Letter 6173 informs taxpayers the IRS has information indicating they have or had at least one account containing virtual currency and failed to report one or more virtual currency transactions for tax years 2013-2017. Letter 6173 includes a specific response date. If a taxpayer receiving Letter 6173 believes they have followed all reporting requirements, they must mail or eFax a statement of facts explaining their position, documentation of compliance, and their contact information. They must also make a declaration under penalties of perjury regarding the accuracy of their position. Letter 6173 warns the IRS will crosscheck the information received in the response against information they’ve received from various sources.
Letter 6174 is intended to inform taxpayers who may not know the requirements for reporting virtual currency transactions. Letter 6174 states the IRS has information the recipient has or had one or more accounts containing virtual currency. It instructs taxpayers to file or amend filings if they believe they did not accurately report transactions after reviewing the requirements. Letter 6174 informs taxpayers of various schedules that may be applicable for reporting and notes that taxpayers need not respond to the letter.
Letter 6174-A similarly informs taxpayers of requirements and various schedules for reporting, and additionally notes the IRS is aware they have or had at least one account containing virtual currency. It notes that taxpayers need not respond but the IRS may send additional correspondence about enforcement in the future.
Letters 6174 and 6174-A are no action letters unless you have virtual currency transactions you need to report on an amended or delinquent originally filed return. As stated above, Letter 6173 does require a response by the date indicated on the letter received. Letter 6173 requires a response even if you believe you did not incorrectly report any virtual currency transactions. If you do file an amended or delinquent return in response to any one of the three letters, the letter numbers should be included on the top of the first page. For example, a return filed in response to Letter 6174 should include “Letter 6174” on the top of the first return page.
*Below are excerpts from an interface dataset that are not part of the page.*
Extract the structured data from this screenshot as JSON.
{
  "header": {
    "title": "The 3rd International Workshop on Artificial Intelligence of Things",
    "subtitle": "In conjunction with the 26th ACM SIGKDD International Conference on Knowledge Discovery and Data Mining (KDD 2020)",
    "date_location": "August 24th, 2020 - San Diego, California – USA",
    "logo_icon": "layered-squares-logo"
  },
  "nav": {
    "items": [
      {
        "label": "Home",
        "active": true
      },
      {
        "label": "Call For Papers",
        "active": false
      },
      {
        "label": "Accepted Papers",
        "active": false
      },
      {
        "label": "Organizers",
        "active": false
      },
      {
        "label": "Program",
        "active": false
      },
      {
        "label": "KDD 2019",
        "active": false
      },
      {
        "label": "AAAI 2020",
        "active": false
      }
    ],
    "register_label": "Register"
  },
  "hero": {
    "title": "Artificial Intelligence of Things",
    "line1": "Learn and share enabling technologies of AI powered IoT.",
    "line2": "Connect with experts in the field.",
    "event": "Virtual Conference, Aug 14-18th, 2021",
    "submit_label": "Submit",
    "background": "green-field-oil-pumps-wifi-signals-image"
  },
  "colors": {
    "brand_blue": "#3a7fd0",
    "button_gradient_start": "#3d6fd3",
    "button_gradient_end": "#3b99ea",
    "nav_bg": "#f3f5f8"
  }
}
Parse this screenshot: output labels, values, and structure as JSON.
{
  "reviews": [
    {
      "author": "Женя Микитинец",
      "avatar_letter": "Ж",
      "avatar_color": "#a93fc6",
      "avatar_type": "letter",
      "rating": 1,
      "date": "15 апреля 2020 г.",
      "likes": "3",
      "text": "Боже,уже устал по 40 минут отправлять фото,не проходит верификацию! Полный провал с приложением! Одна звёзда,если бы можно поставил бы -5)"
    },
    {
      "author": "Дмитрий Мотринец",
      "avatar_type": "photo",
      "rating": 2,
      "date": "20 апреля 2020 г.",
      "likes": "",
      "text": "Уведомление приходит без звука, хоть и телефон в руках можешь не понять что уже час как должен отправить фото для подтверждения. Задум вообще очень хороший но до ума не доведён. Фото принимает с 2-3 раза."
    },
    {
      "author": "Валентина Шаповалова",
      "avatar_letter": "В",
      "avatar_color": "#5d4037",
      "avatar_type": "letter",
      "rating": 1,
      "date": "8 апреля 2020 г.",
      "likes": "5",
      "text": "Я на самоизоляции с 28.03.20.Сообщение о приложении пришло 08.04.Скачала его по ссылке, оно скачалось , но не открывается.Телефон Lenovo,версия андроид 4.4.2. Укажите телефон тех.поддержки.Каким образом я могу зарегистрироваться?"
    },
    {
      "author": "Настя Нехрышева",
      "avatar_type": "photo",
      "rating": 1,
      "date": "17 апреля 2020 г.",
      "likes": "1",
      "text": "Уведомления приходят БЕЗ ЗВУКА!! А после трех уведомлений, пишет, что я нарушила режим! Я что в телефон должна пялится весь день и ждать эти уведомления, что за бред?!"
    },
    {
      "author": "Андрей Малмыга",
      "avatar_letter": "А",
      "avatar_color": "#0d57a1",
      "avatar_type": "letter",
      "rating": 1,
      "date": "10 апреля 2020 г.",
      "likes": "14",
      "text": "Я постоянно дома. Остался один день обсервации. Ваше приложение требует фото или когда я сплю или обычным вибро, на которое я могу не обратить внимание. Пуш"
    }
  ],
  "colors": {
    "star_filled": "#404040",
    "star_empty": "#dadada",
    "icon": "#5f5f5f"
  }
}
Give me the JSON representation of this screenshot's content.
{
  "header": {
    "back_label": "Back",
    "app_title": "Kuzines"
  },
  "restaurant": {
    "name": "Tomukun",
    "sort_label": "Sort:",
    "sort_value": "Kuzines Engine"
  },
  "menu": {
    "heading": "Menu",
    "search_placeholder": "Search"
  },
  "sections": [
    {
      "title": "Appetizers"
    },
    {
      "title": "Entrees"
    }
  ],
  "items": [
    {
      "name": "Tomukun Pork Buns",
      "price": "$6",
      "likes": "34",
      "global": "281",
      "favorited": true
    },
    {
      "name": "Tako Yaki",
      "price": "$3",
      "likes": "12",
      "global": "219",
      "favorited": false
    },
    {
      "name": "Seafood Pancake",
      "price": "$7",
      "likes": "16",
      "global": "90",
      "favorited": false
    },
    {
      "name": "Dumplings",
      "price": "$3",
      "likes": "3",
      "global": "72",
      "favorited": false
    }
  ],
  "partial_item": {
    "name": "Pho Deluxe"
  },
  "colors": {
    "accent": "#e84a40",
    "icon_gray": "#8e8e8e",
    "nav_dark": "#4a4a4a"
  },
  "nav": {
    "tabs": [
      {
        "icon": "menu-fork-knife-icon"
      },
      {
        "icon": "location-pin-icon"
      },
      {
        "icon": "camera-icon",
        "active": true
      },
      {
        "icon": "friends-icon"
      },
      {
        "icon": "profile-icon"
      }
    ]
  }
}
Any amended or delinquent returns filed in response to any one of the three letters should be sent to the Internal Revenue Service, 2970 Market Street, Philadelphia, PA 19104. A copy of the letter you received should also be included with the return.
If you receive a letter regarding virtual currency from the IRS, or if you sold Bitcoin or other virtual currency for fiat currency, exchanged one virtual currency for another, or exchanged virtual currency for goods or services, please contact us or your CSH advisor to answer any questions about your reporting requirements.